January 30, 2017
The community of Loomis, Calif., claims to be the ‘Best Little Town in California.’ Established in 1850, the town has rural charm inspired by an old-fashioned downtown and natural woodlands. One ranch-style home remodel needed to expand on this appeal with several additions and updates – all of which hint subtly at the pastoral surroundings.
“Being mindful and working around beautifully aged existing trees was our biggest challenge,” said San Diego-based designer Jules Wilson, explaining that the clients wanted the renovations to complement the original landscaping. “The concept begins with farmhouse casual, yet we used a sophisticated and elegant palette throughout.”

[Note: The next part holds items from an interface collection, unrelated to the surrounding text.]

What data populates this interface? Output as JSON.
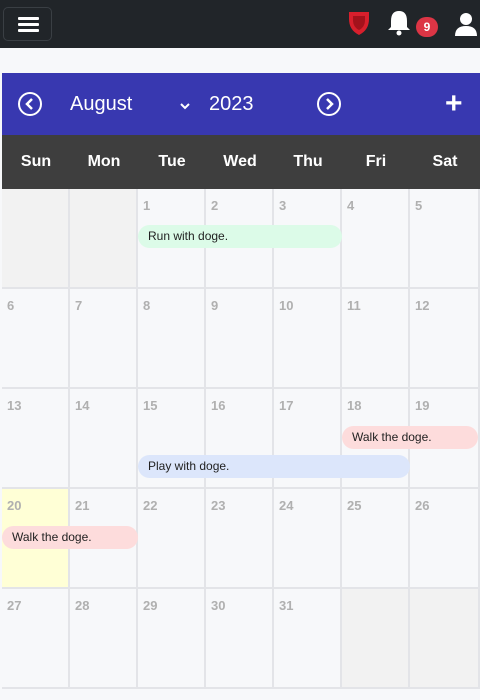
{
  "topbar": {
    "notification_count": "9",
    "icons": [
      "menu-icon",
      "shield-icon",
      "bell-icon",
      "user-icon"
    ]
  },
  "calendar": {
    "month": "August",
    "year": "2023",
    "add_label": "+",
    "weekdays": [
      "Sun",
      "Mon",
      "Tue",
      "Wed",
      "Thu",
      "Fri",
      "Sat"
    ],
    "days": [
      [
        "",
        "",
        "1",
        "2",
        "3",
        "4",
        "5"
      ],
      [
        "6",
        "7",
        "8",
        "9",
        "10",
        "11",
        "12"
      ],
      [
        "13",
        "14",
        "15",
        "16",
        "17",
        "18",
        "19"
      ],
      [
        "20",
        "21",
        "22",
        "23",
        "24",
        "25",
        "26"
      ],
      [
        "27",
        "28",
        "29",
        "30",
        "31",
        "",
        ""
      ]
    ],
    "today": "20",
    "events": [
      {
        "title": "Run with doge.",
        "color": "#dcfbe8"
      },
      {
        "title": "Walk the doge.",
        "color": "#fddcdc"
      },
      {
        "title": "Play with doge.",
        "color": "#dce6fb"
      },
      {
        "title": "Walk the doge.",
        "color": "#fddcdc"
      }
    ]
  },
  "colors": {
    "topbar": "#212529",
    "header": "#3838b0",
    "weekday_bar": "#3e3e3e",
    "badge": "#dc3545",
    "shield": "#d81f2c",
    "today": "#ffffd6"
  }
}
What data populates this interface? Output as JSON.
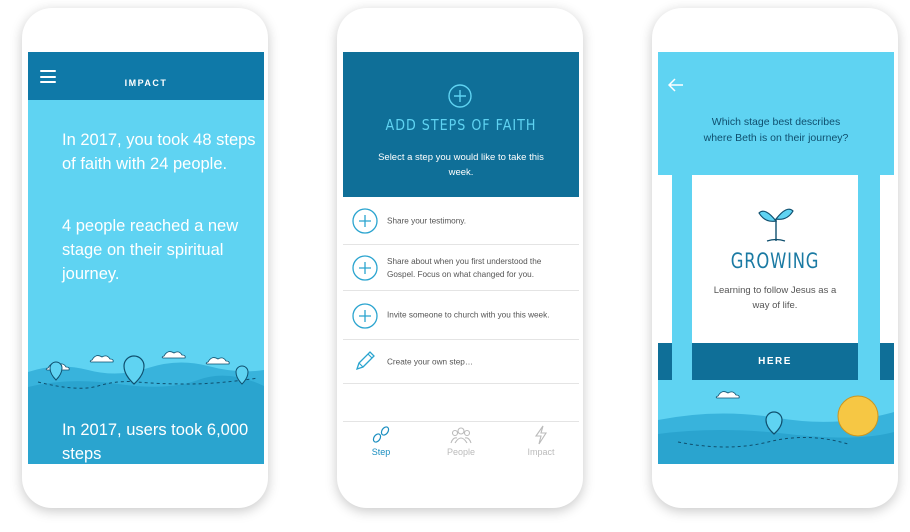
{
  "colors": {
    "light_blue": "#5fd3f2",
    "dark_blue": "#0f6f98",
    "header_blue": "#0f79a8"
  },
  "phone1": {
    "title": "IMPACT",
    "paragraph1": "In 2017, you took 48 steps of faith with 24 people.",
    "paragraph2": "4 people reached a new stage on their spiritual journey.",
    "paragraph3": "In 2017, users took 6,000 steps"
  },
  "phone2": {
    "hero_title": "ADD STEPS OF FAITH",
    "hero_subtitle": "Select a step you would like to take this week.",
    "steps": [
      {
        "label": "Share your testimony.",
        "icon": "plus-circle-icon"
      },
      {
        "label": "Share about when you first understood the Gospel. Focus on what changed for you.",
        "icon": "plus-circle-icon"
      },
      {
        "label": "Invite someone  to church with you this week.",
        "icon": "plus-circle-icon"
      },
      {
        "label": "Create your own step…",
        "icon": "pencil-icon"
      }
    ],
    "tabs": [
      {
        "label": "Step",
        "icon": "footsteps-icon",
        "active": true
      },
      {
        "label": "People",
        "icon": "people-icon",
        "active": false
      },
      {
        "label": "Impact",
        "icon": "lightning-icon",
        "active": false
      }
    ]
  },
  "phone3": {
    "question": "Which stage best describes where Beth is on their journey?",
    "stage_title": "GROWING",
    "stage_description": "Learning to follow Jesus as a way of life.",
    "button_label": "HERE"
  }
}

The homeowners had a large family and wanted the house to work both for cozy nights in and for when all the children and grandchildren are over. To cater to large groups, the design team created spaces – like a big great room and a guestroom with multiple beds – that were open and flexible.
In the kitchen, the existing, exposed vaulted ceiling already emphasized this airy and versatile feel. The original ceiling had thick wood beams, which the design team agreed worked well with the design. To update it, however, Wilson added and shifted lighting so that only can lights softly illuminate the space. The main wooden beams retained their natural finish, but the tongue-and-groove boards were painted white for a fresh look.
The team had three other goals for the kitchen: to design with durable finishes, provide storage and display for the client’s china and include a functional butler’s kitchen.
“We wanted the space to have ample room for entertaining and gathering but with the convenience of a butler’s kitchen for quick clean up,” explained the designer.
The storage was expanded with white cabinetry topped with small glass windows. The china is display in the open cabinetry on the left side. Made with quartz for durability, the countertops – both on the perimeters and on the island – have a unique leather finish for a more rustic appeal.
While making the space feel airy, it was also important to create designated areas. One of the main parts was the island, which was designed as a gathering place. Both because of its gray color and the attached buffet, the island feels like a furniture piece. Topped with a butcher-block countertop, the buffet section of the island has thick, carved legs and two drawers to increase the storage and functionality of the island.
“The island is used even more than the formal dining room – people are constantly eating and hanging out there,” said Wilson. “It’s the heart of their home, really.”
A Rich Bath
No matter the amount of people in the house, the master bathroom was meant to be the homeowners’ sanctuary. Using CAD software for planning and elevations and Photoshop for rendering and concepts, Wilson created a symmetrical layout with his-and-hers vanities across from each other. Backed by a window and neatly aligned behind a hanging chandelier, a simple tub at the end of the long bath is the focal point.
“We wanted to create a space that put the spotlight on the gorgeous freestanding tub,” added Wilson.
The white tub stands out in a bath filled with warm, rich tones. The vanities have chocolate brown cabinetry and brown marble countertops, which contrast with the lighter wall finishes. Dark wood frames the mirrors, which are illuminated by sconces on either side. A chandelier with the same dark edging hangs above for a rustic luxe touch that complements the wood flooring below.
“The flooring is a very welcoming finish. We loved that you can see the knots in it and feel the texture. It’s not too slick, and it has a lot of character,” said Wilson, who added that the same flooring was used throughout the home. “The whole idea for the house is to retain a natural feeling.”
Designer: Jules Wilson
Photographer: Donald Satterlee
Backsplash: Ann Sacks
Countertops: Walker Zanger
Farmhouse Sink: Herbeau
Undermount Sink: Kohler
Wine Refrigerator: Sub-Zero
Freestanding Bathtub: Barclay
Hardware: Restoration Hardware
Lighting: Circa Lighting